_Task item_
Output all the records word for word. Drop the pictures.
+++ Records for processing
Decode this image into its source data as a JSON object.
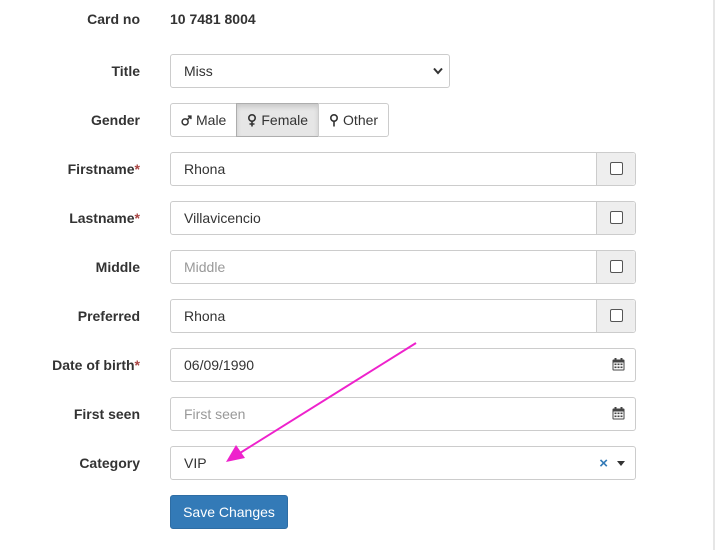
{
  "form": {
    "card_no": {
      "label": "Card no",
      "value": "10 7481 8004"
    },
    "title": {
      "label": "Title",
      "selected": "Miss"
    },
    "gender": {
      "label": "Gender",
      "options": [
        "Male",
        "Female",
        "Other"
      ],
      "selected": "Female"
    },
    "firstname": {
      "label": "Firstname",
      "required_mark": "*",
      "value": "Rhona",
      "checked": false
    },
    "lastname": {
      "label": "Lastname",
      "required_mark": "*",
      "value": "Villavicencio",
      "checked": false
    },
    "middle": {
      "label": "Middle",
      "placeholder": "Middle",
      "value": "",
      "checked": false
    },
    "preferred": {
      "label": "Preferred",
      "value": "Rhona",
      "checked": false
    },
    "dob": {
      "label": "Date of birth",
      "required_mark": "*",
      "value": "06/09/1990"
    },
    "first_seen": {
      "label": "First seen",
      "placeholder": "First seen",
      "value": ""
    },
    "category": {
      "label": "Category",
      "value": "VIP",
      "clear_icon": "×"
    },
    "save_label": "Save Changes"
  },
  "annotation": {
    "color": "#ee22cc",
    "icon": "arrow-pointer"
  },
  "colors": {
    "primary": "#337ab7",
    "required": "#a94442"
  }
}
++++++
_Output for this exercise_
Decode this image into its source data as a JSON object.
{
  "form": {
    "card_no": {
      "label": "Card no",
      "value": "10 7481 8004"
    },
    "title": {
      "label": "Title",
      "selected": "Miss"
    },
    "gender": {
      "label": "Gender",
      "options": [
        "Male",
        "Female",
        "Other"
      ],
      "selected": "Female"
    },
    "firstname": {
      "label": "Firstname",
      "required_mark": "*",
      "value": "Rhona",
      "checked": false
    },
    "lastname": {
      "label": "Lastname",
      "required_mark": "*",
      "value": "Villavicencio",
      "checked": false
    },
    "middle": {
      "label": "Middle",
      "placeholder": "Middle",
      "value": "",
      "checked": false
    },
    "preferred": {
      "label": "Preferred",
      "value": "Rhona",
      "checked": false
    },
    "dob": {
      "label": "Date of birth",
      "required_mark": "*",
      "value": "06/09/1990"
    },
    "first_seen": {
      "label": "First seen",
      "placeholder": "First seen",
      "value": ""
    },
    "category": {
      "label": "Category",
      "value": "VIP",
      "clear_icon": "×"
    },
    "save_label": "Save Changes"
  },
  "annotation": {
    "color": "#ee22cc",
    "icon": "arrow-pointer"
  },
  "colors": {
    "primary": "#337ab7",
    "required": "#a94442"
  }
}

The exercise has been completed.